Could you state how many lines of the material hold "name"? Include nothing beyond the number.

[[ Material provided open ]]

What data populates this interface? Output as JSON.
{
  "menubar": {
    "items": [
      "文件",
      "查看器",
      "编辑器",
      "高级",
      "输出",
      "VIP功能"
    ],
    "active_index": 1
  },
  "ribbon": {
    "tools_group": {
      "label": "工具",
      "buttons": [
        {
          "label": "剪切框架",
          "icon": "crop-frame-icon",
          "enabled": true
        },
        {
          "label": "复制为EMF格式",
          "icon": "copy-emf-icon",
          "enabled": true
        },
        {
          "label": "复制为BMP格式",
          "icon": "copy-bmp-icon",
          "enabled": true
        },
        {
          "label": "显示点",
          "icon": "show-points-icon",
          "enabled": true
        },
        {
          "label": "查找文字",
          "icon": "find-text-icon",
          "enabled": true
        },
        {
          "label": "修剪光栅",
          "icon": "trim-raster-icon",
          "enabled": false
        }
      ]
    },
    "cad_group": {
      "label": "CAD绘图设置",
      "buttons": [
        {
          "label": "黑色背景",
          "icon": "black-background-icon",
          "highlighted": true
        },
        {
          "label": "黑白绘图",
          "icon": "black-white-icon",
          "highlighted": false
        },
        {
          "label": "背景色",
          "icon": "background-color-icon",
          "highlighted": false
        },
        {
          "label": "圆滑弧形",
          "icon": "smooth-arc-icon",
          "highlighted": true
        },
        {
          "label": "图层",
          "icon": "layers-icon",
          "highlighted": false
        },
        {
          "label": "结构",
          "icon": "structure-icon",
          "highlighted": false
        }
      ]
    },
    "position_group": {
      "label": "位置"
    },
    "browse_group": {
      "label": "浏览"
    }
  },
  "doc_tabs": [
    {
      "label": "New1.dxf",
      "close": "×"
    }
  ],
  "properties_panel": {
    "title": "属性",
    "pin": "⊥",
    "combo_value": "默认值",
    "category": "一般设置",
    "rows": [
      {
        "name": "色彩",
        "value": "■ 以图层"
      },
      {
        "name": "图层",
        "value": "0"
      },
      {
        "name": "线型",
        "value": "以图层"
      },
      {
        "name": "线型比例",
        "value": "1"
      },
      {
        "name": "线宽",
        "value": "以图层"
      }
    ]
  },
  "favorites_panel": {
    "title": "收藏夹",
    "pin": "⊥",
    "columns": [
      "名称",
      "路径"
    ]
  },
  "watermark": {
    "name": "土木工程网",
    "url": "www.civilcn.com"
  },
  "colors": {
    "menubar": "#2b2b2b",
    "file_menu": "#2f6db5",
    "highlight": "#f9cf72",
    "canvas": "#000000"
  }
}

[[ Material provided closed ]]
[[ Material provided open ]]

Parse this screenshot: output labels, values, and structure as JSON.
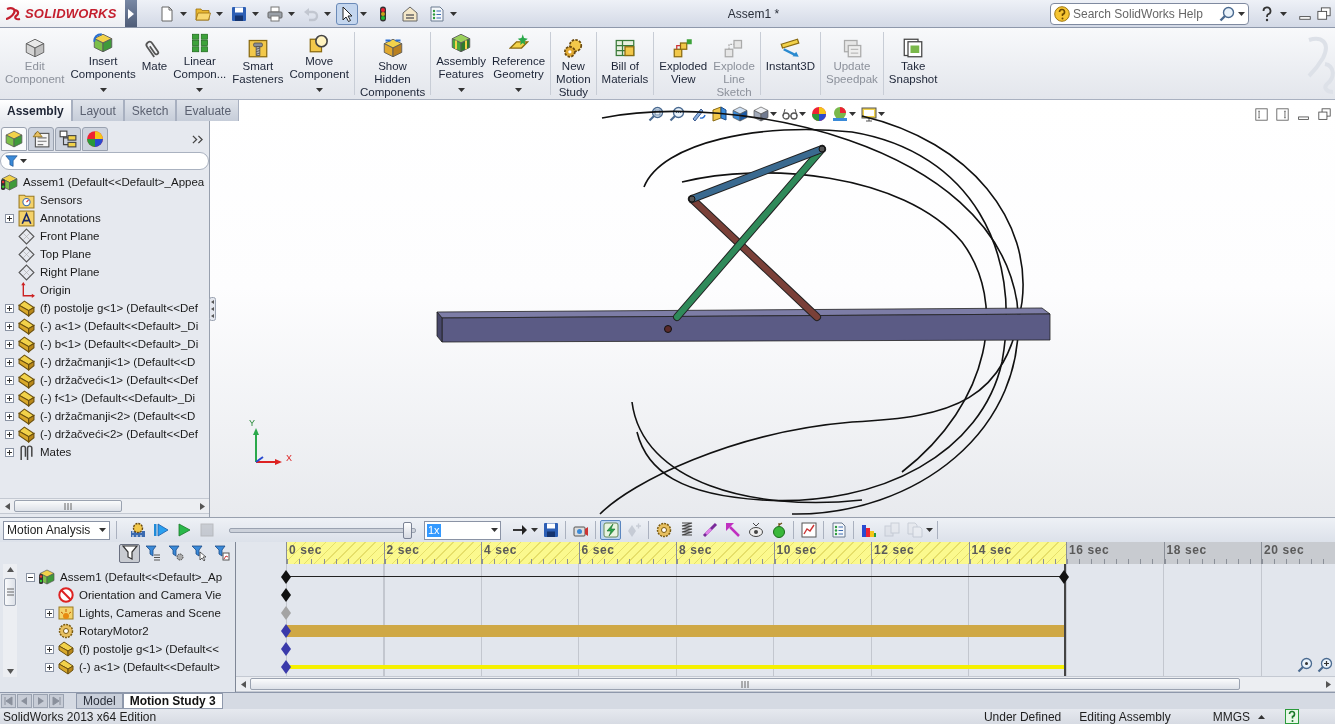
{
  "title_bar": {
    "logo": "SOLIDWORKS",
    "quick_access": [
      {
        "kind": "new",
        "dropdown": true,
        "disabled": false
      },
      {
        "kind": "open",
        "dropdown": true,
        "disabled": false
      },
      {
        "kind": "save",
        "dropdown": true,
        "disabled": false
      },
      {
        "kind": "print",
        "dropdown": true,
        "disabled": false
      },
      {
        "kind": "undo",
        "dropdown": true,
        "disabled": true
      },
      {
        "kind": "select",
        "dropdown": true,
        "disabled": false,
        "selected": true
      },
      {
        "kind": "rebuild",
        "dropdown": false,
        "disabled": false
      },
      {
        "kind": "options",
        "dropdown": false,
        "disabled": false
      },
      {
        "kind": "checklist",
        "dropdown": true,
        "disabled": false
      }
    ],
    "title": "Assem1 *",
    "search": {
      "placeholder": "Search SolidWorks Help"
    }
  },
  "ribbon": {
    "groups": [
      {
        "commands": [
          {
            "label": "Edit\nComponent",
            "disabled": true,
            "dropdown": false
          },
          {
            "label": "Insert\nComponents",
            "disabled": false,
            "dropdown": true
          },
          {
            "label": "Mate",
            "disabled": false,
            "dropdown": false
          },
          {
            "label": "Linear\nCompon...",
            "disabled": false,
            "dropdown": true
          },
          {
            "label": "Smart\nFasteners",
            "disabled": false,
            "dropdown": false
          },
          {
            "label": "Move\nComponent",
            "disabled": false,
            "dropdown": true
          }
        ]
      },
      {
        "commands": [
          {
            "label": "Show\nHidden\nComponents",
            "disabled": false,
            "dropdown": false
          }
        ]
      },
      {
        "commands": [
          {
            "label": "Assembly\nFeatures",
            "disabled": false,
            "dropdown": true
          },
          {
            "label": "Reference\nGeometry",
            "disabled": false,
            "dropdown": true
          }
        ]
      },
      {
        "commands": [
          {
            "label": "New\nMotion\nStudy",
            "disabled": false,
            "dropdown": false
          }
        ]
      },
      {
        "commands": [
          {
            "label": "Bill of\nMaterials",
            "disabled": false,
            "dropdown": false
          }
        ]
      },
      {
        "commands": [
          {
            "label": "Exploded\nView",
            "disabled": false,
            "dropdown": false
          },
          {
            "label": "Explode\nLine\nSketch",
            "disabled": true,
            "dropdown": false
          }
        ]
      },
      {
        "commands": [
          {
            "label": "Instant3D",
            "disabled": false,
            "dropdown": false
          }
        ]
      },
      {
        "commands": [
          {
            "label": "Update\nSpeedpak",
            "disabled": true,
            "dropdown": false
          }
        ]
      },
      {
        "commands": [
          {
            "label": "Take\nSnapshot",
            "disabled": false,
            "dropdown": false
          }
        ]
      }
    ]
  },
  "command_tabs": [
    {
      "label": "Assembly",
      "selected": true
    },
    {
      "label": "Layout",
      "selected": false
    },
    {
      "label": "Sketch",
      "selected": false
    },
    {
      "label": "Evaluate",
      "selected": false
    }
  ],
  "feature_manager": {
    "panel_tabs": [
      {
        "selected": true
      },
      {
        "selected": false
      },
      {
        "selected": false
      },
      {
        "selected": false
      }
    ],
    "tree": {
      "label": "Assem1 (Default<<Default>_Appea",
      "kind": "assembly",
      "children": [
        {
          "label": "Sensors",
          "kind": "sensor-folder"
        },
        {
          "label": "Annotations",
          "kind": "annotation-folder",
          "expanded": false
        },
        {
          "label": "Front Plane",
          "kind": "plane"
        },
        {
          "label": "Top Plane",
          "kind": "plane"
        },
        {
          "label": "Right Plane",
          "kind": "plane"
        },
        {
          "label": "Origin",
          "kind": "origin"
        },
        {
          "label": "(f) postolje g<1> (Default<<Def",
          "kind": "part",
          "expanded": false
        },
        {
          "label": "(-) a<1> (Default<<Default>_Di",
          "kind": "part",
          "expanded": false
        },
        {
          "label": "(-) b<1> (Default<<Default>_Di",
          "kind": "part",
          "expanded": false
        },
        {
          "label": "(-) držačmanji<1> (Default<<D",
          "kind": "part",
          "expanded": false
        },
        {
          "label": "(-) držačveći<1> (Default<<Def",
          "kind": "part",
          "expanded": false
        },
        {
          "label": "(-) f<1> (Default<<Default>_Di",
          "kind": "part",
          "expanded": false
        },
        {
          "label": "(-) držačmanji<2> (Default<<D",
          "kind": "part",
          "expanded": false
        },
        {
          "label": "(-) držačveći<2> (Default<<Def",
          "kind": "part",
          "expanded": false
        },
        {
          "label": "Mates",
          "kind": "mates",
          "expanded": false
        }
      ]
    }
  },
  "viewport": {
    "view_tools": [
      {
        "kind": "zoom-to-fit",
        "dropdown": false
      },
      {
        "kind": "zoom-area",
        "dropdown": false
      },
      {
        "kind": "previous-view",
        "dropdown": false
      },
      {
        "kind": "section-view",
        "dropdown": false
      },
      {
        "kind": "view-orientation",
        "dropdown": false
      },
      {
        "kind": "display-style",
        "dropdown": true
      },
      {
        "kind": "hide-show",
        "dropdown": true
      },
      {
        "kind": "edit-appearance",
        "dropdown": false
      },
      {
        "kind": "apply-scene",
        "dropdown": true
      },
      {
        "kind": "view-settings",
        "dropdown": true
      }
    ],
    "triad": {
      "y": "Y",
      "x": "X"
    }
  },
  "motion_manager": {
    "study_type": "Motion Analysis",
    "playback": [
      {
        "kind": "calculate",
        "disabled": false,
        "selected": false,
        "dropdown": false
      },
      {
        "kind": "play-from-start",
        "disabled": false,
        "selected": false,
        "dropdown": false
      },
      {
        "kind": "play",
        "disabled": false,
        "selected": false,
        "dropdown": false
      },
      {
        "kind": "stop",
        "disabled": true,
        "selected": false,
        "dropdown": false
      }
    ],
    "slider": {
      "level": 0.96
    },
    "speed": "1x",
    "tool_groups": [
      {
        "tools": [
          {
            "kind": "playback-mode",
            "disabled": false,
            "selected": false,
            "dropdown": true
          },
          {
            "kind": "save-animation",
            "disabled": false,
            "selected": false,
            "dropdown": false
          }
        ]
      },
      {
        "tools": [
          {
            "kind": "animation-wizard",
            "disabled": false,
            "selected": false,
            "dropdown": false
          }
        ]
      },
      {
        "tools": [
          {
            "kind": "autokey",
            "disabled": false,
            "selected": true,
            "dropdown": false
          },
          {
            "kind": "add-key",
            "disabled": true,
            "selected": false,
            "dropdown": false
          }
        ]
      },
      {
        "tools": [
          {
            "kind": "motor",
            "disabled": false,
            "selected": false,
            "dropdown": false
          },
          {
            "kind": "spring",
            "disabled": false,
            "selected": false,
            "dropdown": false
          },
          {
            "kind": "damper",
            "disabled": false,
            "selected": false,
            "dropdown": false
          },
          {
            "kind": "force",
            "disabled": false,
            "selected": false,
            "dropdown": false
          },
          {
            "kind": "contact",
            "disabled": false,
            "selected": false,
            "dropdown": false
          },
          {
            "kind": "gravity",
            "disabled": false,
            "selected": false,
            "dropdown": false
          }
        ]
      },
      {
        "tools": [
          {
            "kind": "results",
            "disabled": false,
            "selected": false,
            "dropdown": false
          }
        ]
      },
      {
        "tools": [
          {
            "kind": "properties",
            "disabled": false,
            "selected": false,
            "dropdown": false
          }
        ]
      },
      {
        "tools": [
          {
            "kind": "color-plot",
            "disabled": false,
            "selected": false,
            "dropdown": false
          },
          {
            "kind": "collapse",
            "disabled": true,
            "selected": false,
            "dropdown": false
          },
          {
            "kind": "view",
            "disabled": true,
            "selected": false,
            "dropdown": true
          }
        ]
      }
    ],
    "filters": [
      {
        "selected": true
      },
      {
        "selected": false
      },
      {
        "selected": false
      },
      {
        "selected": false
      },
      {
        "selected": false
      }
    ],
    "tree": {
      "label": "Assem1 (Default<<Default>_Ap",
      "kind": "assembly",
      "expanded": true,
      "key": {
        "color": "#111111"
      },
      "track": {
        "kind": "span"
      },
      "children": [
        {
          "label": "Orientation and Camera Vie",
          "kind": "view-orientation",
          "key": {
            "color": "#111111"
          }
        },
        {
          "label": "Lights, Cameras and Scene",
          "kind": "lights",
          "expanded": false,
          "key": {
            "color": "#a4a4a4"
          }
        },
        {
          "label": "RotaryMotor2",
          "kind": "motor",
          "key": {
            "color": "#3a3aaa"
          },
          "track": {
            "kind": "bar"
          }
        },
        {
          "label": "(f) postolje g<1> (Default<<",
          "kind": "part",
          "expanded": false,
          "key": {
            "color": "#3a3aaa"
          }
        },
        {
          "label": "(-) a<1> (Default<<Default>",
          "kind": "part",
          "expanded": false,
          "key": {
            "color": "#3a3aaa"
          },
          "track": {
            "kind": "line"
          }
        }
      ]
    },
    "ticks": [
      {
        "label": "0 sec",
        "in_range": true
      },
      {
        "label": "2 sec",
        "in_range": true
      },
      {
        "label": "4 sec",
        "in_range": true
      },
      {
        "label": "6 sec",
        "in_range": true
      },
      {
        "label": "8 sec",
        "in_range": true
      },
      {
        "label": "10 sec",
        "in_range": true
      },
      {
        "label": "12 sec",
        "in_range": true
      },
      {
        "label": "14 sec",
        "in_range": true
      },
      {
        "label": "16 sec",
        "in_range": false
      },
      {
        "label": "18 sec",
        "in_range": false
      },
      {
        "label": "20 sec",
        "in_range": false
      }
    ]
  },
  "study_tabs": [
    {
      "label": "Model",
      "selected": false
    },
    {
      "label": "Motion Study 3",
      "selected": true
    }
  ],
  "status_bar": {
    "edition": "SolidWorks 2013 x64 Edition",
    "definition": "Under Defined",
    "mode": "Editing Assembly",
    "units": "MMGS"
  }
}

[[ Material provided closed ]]

→ **Answer section**: 6